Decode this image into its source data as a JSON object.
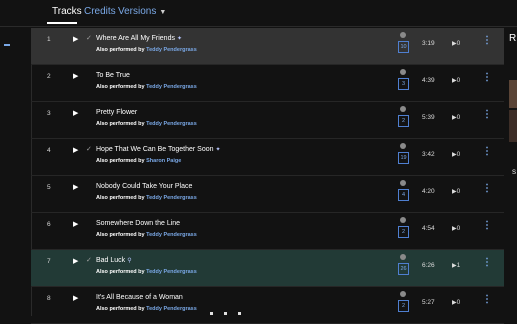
{
  "tabs": [
    {
      "label": "Tracks",
      "active": true
    },
    {
      "label": "Credits",
      "active": false
    },
    {
      "label": "Versions",
      "active": false
    }
  ],
  "colors": {
    "accent": "#7aa8e6",
    "selected_row": "#333333",
    "highlighted_row": "#223a36"
  },
  "icons": {
    "play": "▶",
    "check": "✓",
    "menu": "⋮",
    "stats": "badge-icon"
  },
  "tracks": [
    {
      "num": "1",
      "title": "Where Are All My Friends",
      "title_icon": "sparkle-icon",
      "by_label": "Also performed by",
      "artist": "Teddy Pendergrass",
      "count": "10",
      "duration": "3:19",
      "plays": "0",
      "checked": true,
      "state": "selected"
    },
    {
      "num": "2",
      "title": "To Be True",
      "title_icon": "",
      "by_label": "Also performed by",
      "artist": "Teddy Pendergrass",
      "count": "3",
      "duration": "4:39",
      "plays": "0",
      "checked": false,
      "state": ""
    },
    {
      "num": "3",
      "title": "Pretty Flower",
      "title_icon": "",
      "by_label": "Also performed by",
      "artist": "Teddy Pendergrass",
      "count": "2",
      "duration": "5:39",
      "plays": "0",
      "checked": false,
      "state": ""
    },
    {
      "num": "4",
      "title": "Hope That We Can Be Together Soon",
      "title_icon": "sparkle-icon",
      "by_label": "Also performed by",
      "artist": "Sharon Paige",
      "count": "19",
      "duration": "3:42",
      "plays": "0",
      "checked": true,
      "state": ""
    },
    {
      "num": "5",
      "title": "Nobody Could Take Your Place",
      "title_icon": "",
      "by_label": "Also performed by",
      "artist": "Teddy Pendergrass",
      "count": "4",
      "duration": "4:20",
      "plays": "0",
      "checked": false,
      "state": ""
    },
    {
      "num": "6",
      "title": "Somewhere Down the Line",
      "title_icon": "",
      "by_label": "Also performed by",
      "artist": "Teddy Pendergrass",
      "count": "2",
      "duration": "4:54",
      "plays": "0",
      "checked": false,
      "state": ""
    },
    {
      "num": "7",
      "title": "Bad Luck",
      "title_icon": "link-icon",
      "by_label": "Also performed by",
      "artist": "Teddy Pendergrass",
      "count": "26",
      "duration": "6:26",
      "plays": "1",
      "checked": true,
      "state": "highlighted"
    },
    {
      "num": "8",
      "title": "It's All Because of a Woman",
      "title_icon": "",
      "by_label": "Also performed by",
      "artist": "Teddy Pendergrass",
      "count": "2",
      "duration": "5:27",
      "plays": "0",
      "checked": false,
      "state": ""
    }
  ],
  "right_panel": {
    "heading_initial": "R",
    "caption_initial": "S"
  }
}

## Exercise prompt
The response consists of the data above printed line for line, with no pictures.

## Written solution
Decode this image into its source data as a JSON object.
{
  "tabs": [
    {
      "label": "Tracks",
      "active": true
    },
    {
      "label": "Credits",
      "active": false
    },
    {
      "label": "Versions",
      "active": false
    }
  ],
  "colors": {
    "accent": "#7aa8e6",
    "selected_row": "#333333",
    "highlighted_row": "#223a36"
  },
  "icons": {
    "play": "▶",
    "check": "✓",
    "menu": "⋮",
    "stats": "badge-icon"
  },
  "tracks": [
    {
      "num": "1",
      "title": "Where Are All My Friends",
      "title_icon": "sparkle-icon",
      "by_label": "Also performed by",
      "artist": "Teddy Pendergrass",
      "count": "10",
      "duration": "3:19",
      "plays": "0",
      "checked": true,
      "state": "selected"
    },
    {
      "num": "2",
      "title": "To Be True",
      "title_icon": "",
      "by_label": "Also performed by",
      "artist": "Teddy Pendergrass",
      "count": "3",
      "duration": "4:39",
      "plays": "0",
      "checked": false,
      "state": ""
    },
    {
      "num": "3",
      "title": "Pretty Flower",
      "title_icon": "",
      "by_label": "Also performed by",
      "artist": "Teddy Pendergrass",
      "count": "2",
      "duration": "5:39",
      "plays": "0",
      "checked": false,
      "state": ""
    },
    {
      "num": "4",
      "title": "Hope That We Can Be Together Soon",
      "title_icon": "sparkle-icon",
      "by_label": "Also performed by",
      "artist": "Sharon Paige",
      "count": "19",
      "duration": "3:42",
      "plays": "0",
      "checked": true,
      "state": ""
    },
    {
      "num": "5",
      "title": "Nobody Could Take Your Place",
      "title_icon": "",
      "by_label": "Also performed by",
      "artist": "Teddy Pendergrass",
      "count": "4",
      "duration": "4:20",
      "plays": "0",
      "checked": false,
      "state": ""
    },
    {
      "num": "6",
      "title": "Somewhere Down the Line",
      "title_icon": "",
      "by_label": "Also performed by",
      "artist": "Teddy Pendergrass",
      "count": "2",
      "duration": "4:54",
      "plays": "0",
      "checked": false,
      "state": ""
    },
    {
      "num": "7",
      "title": "Bad Luck",
      "title_icon": "link-icon",
      "by_label": "Also performed by",
      "artist": "Teddy Pendergrass",
      "count": "26",
      "duration": "6:26",
      "plays": "1",
      "checked": true,
      "state": "highlighted"
    },
    {
      "num": "8",
      "title": "It's All Because of a Woman",
      "title_icon": "",
      "by_label": "Also performed by",
      "artist": "Teddy Pendergrass",
      "count": "2",
      "duration": "5:27",
      "plays": "0",
      "checked": false,
      "state": ""
    }
  ],
  "right_panel": {
    "heading_initial": "R",
    "caption_initial": "S"
  }
}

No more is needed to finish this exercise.